Studies that only examined aggregate-level economical or agricultural outcomes.

Studies that described school feeding programs without linkage to specific outcomes.

Information sources
The following databases were searched for eligible studies, from the inception of each database through November 2019: MEDLINE (via PubMed), EMBASE, CINAHL, and the Cochrane Library. The selection of the four electronic databases was made in consultation with a health science librarian with expertise in systematic searching. Our search included the Cochrane Handbook for Systematic Reviews of Interventions’ three recommended databases, MEDLINE, EMBASE, and the Cochrane Library.
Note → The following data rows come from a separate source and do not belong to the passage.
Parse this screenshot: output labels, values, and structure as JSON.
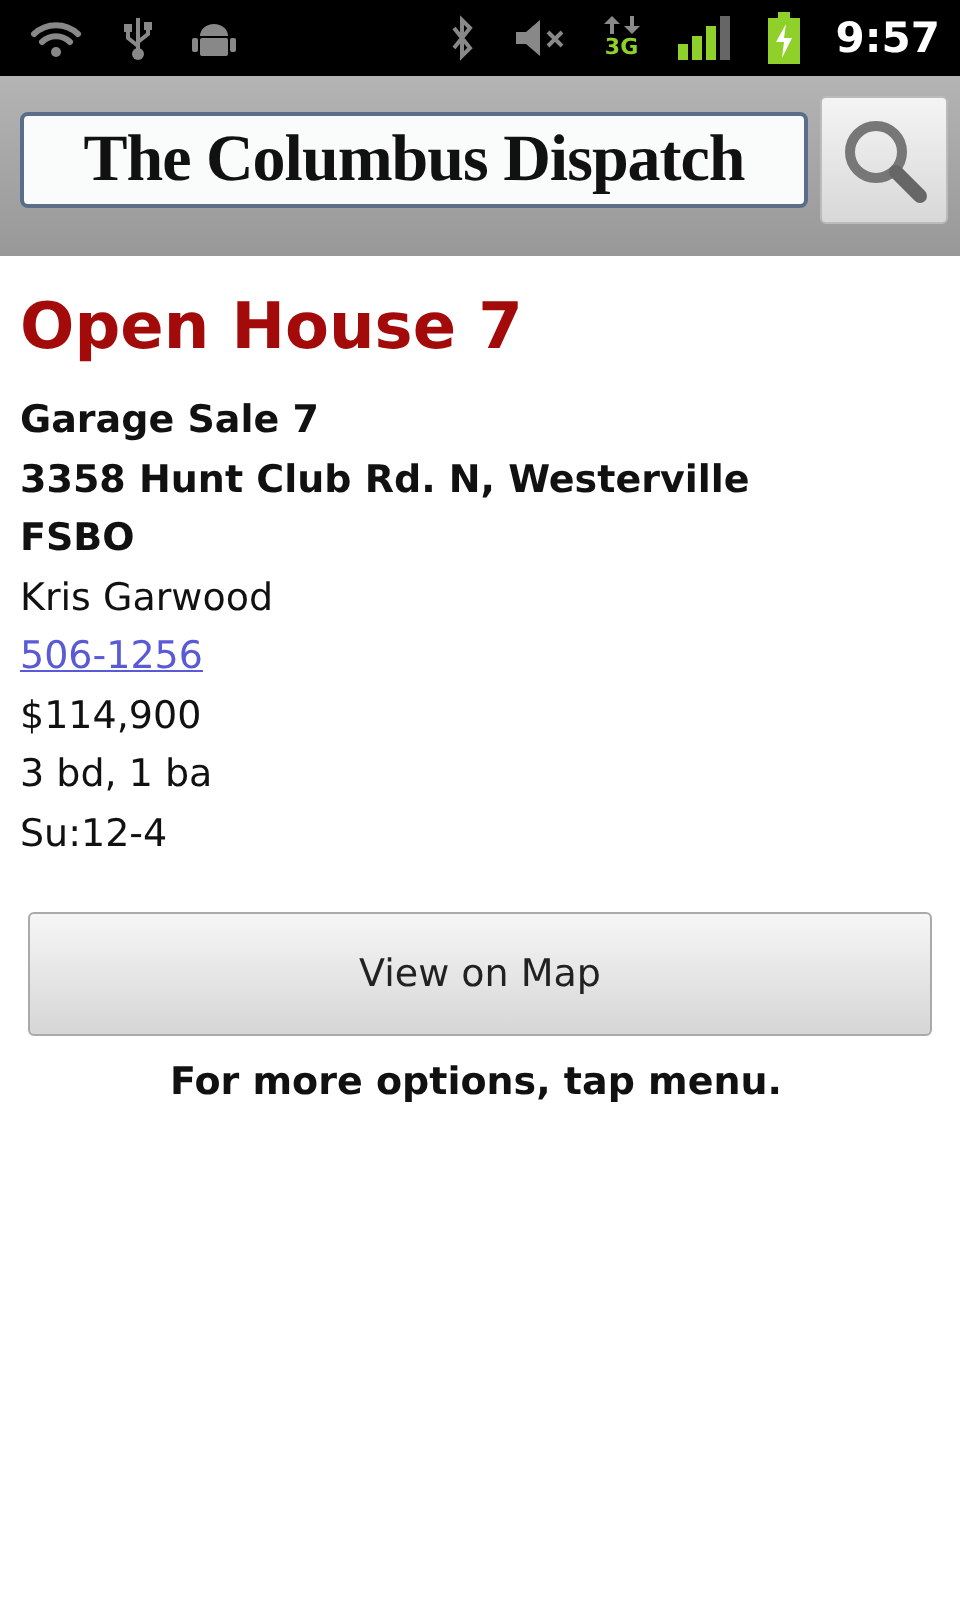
{
  "status_bar": {
    "network_label": "3G",
    "time": "9:57"
  },
  "header": {
    "logo": "The Columbus Dispatch"
  },
  "listing": {
    "title": "Open House 7",
    "lines": [
      {
        "kind": "bold",
        "text": "Garage Sale 7"
      },
      {
        "kind": "bold",
        "text": "3358 Hunt Club Rd. N, Westerville"
      },
      {
        "kind": "bold",
        "text": "FSBO"
      },
      {
        "kind": "plain",
        "text": "Kris Garwood"
      },
      {
        "kind": "link",
        "text": "506-1256"
      },
      {
        "kind": "plain",
        "text": "$114,900"
      },
      {
        "kind": "plain",
        "text": "3 bd, 1 ba"
      },
      {
        "kind": "plain",
        "text": "Su:12-4"
      }
    ],
    "button": "View on Map",
    "hint": "For more options, tap menu."
  }
}
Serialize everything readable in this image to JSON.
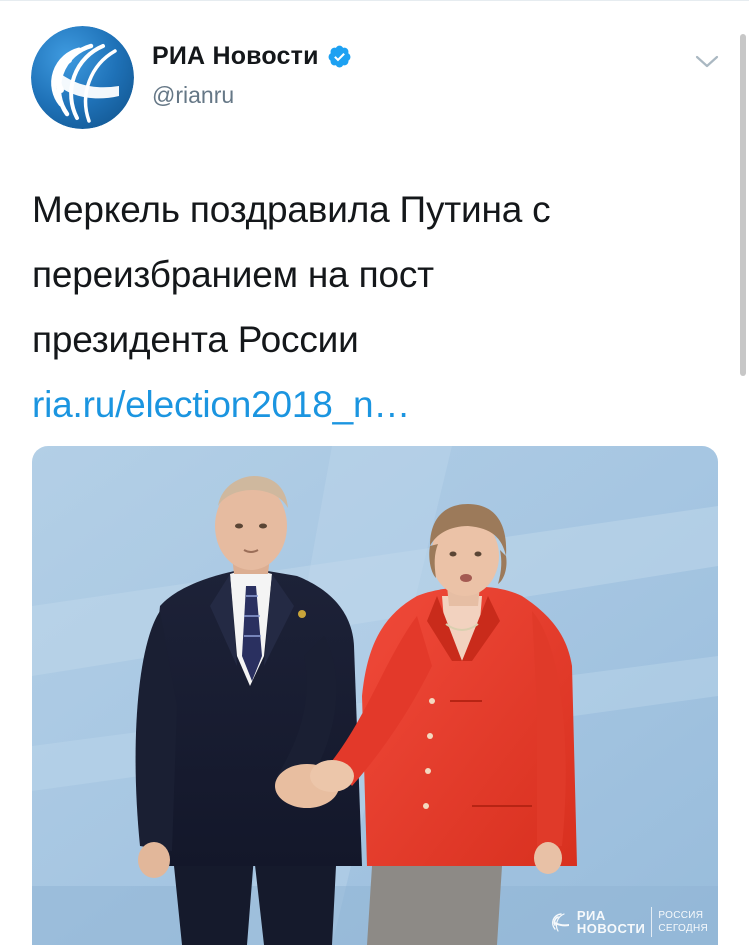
{
  "tweet": {
    "author": {
      "display_name": "РИА Новости",
      "handle": "@rianru",
      "verified": true,
      "avatar_icon": "ria-logo-icon",
      "brand_color": "#1f72b8"
    },
    "menu_icon": "chevron-down-icon",
    "text_lines": [
      "Меркель поздравила Путина с",
      "переизбранием на пост",
      "президента России"
    ],
    "link_text": "ria.ru/election2018_n…",
    "link_color": "#1b95e0",
    "media": {
      "watermark": {
        "ria_line1": "РИА",
        "ria_line2": "НОВОСТИ",
        "rs_line1": "РОССИЯ",
        "rs_line2": "СЕГОДНЯ"
      }
    }
  }
}
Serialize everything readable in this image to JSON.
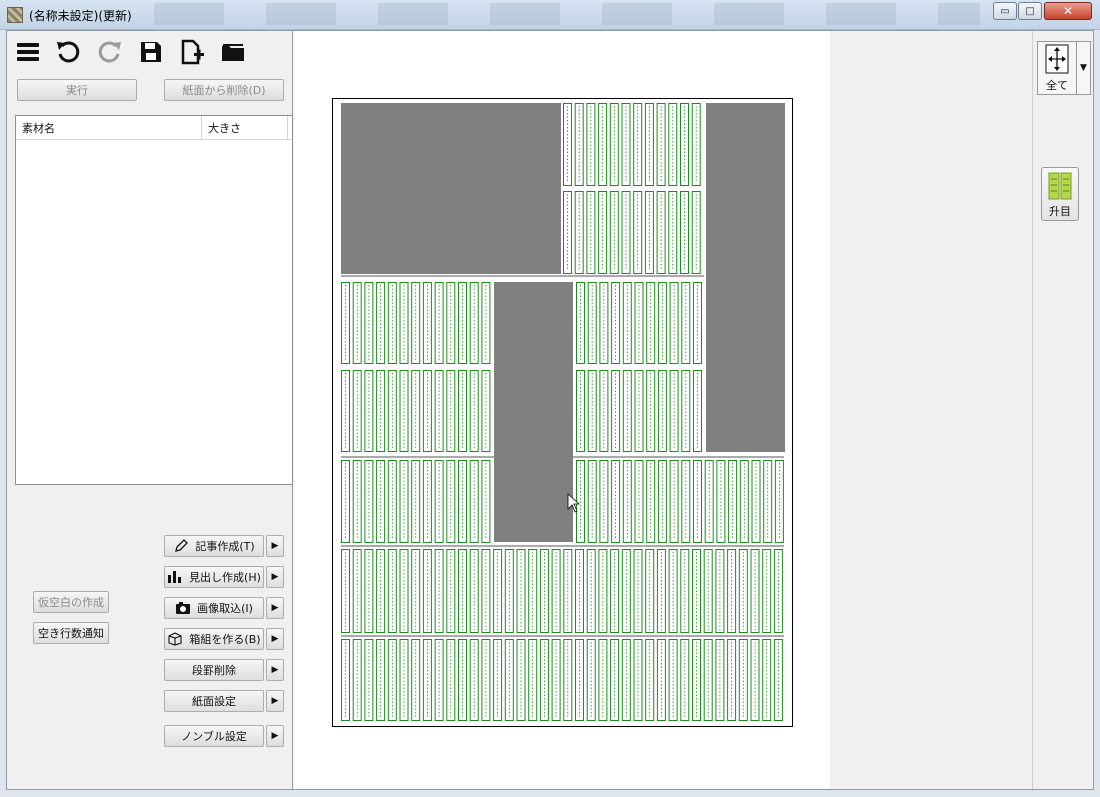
{
  "window": {
    "title": "(名称未設定)(更新)",
    "minimize_glyph": "▭",
    "maximize_glyph": "□",
    "close_glyph": "✕"
  },
  "toolbar": {
    "icons": [
      "menu-icon",
      "undo-icon",
      "redo-icon",
      "save-icon",
      "new-page-icon",
      "open-folder-icon"
    ]
  },
  "actions": {
    "execute_label": "実行",
    "remove_from_page_label": "紙面から削除(D)"
  },
  "material_table": {
    "columns": [
      "素材名",
      "大きさ"
    ],
    "rows": []
  },
  "left_buttons": {
    "temp_blank_label": "仮空白の作成",
    "empty_lines_label": "空き行数通知"
  },
  "menu_buttons": [
    {
      "label": "記事作成(T)",
      "icon": "pencil-icon"
    },
    {
      "label": "見出し作成(H)",
      "icon": "headline-icon"
    },
    {
      "label": "画像取込(I)",
      "icon": "camera-icon"
    },
    {
      "label": "箱組を作る(B)",
      "icon": "box-icon"
    },
    {
      "label": "段罫削除",
      "icon": ""
    },
    {
      "label": "紙面設定",
      "icon": ""
    },
    {
      "label": "ノンブル設定",
      "icon": ""
    }
  ],
  "dropdown_glyph": "▶",
  "right_toolbar": {
    "fit_all_label": "全て",
    "grid_label": "升目",
    "dropdown_glyph": "▼"
  },
  "colors": {
    "grid_stroke": "#1f8a1f",
    "image_fill": "#808080",
    "grid_icon_fill": "#b5d84a"
  }
}
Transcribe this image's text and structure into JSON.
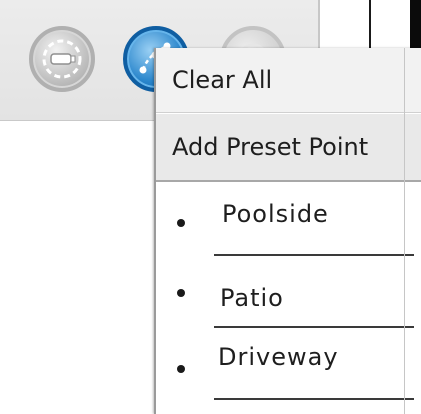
{
  "toolbar": {
    "buttons": [
      {
        "name": "locate-button",
        "icon": "camera-locate-icon",
        "state": "inactive"
      },
      {
        "name": "waypoint-button",
        "icon": "waypoint-path-icon",
        "state": "active",
        "accent": "#2a86cc"
      },
      {
        "name": "misc-button",
        "icon": "misc-icon",
        "state": "inactive"
      }
    ]
  },
  "menu": {
    "clear_all": "Clear All",
    "add_preset": "Add Preset Point",
    "presets": [
      {
        "label": "Poolside"
      },
      {
        "label": "Patio"
      },
      {
        "label": "Driveway"
      }
    ]
  }
}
For studies that weren’t found through database searching, we also searched ClinicalTrials.gov and other governmental or organizational websites (World Food Programme (WFP), World Health Organization, Food and Agriculture Organization (FAO), and World Bank). We’ll manually search past reviews and the references of articles that were kept. To identify any additional studies, we will also speak with subject matter experts on school feeding. Reports written in languages other than English will, whenever possible, be translated by coworkers who are native speakers of those languages. Studies that cannot be translated correctly will not be considered.

Search technique
In order to create the PubMed search strategy, which is presented in Additional File 1, we sought advice from a health science librarian. By confirming that several sentinel articles were found, the sensitivity of the search strategy was tested. The PubMed approach will be modified to use other databases’ specific syntax. A new search will be conducted in the early months of April 2020 after the initial one in November 2019 was completed.

management of data
The records gleaned through searches of electronic databases will be kept in EndNote X9 (Clarivate Analytics, PA, USA). Additionally, the data will be transferred into Covidence, an online tool developed by Veritas Health Innovation in Melbourne, Australia, to enable the systematic review’s efficient administration. EndNote and Covidence will each detect and get rid of duplicate records in turn.

choice of studies
Two reviewers will independently evaluate the search results based on the inclusion and exclusion criteria. First, all titles and abstracts will be scrutinized to weed out any pointless studies. The full texts of studies that may be eligible or whose eligibility is debatable will be acquired and reviewed to determine eligibility using a form for full text screening, which will be put through a pilot test on five randomly chosen full texts. Reviewer disagreements will be settled via discussion or, if required, by a third reviewer. By calculating the raw percentage of agreement and Cohen’s coefficient, inter-rater agreement will be quantified. The Preferred Reporting Items for Systematic Reviews and Meta-Analyses (PRISMA) flow diagram will be used to record and summarize the specific justifications for study exclusions. Both reviewers will be aware of the authors’ names and the names of the journals they are reviewing.

extraction of data
Two reviewers will independently extract the data from the retained studies and input it into a data extraction form, which will then be pilot tested on five randomly chosen studies. Discussion or a third reviewer will be used to settle any differences in the retrieved material amongst the reviewers. To gather pertinent information, the respective authors of the research will be contacted as needed. We will gather the following data: Title, authors (first author and corresponding author), first author’s address, journal (or source for unpublished reports), publication year, intervention year, nation, funding source, study design, sample size (number of clusters for each group and number of participants in each group), sample characteristics (e.g., age, sex, and socioeconomic status), intervention (including timing, duration, food and nutritional content), and title (if available). As separate reports may include additional findings, several reports of a single research will be compiled. We shall get in touch with the appropriate author if there are discrepancies in the findings of different publications of the same research in order to get more precise results. The Additional File 2 contains the data extraction form.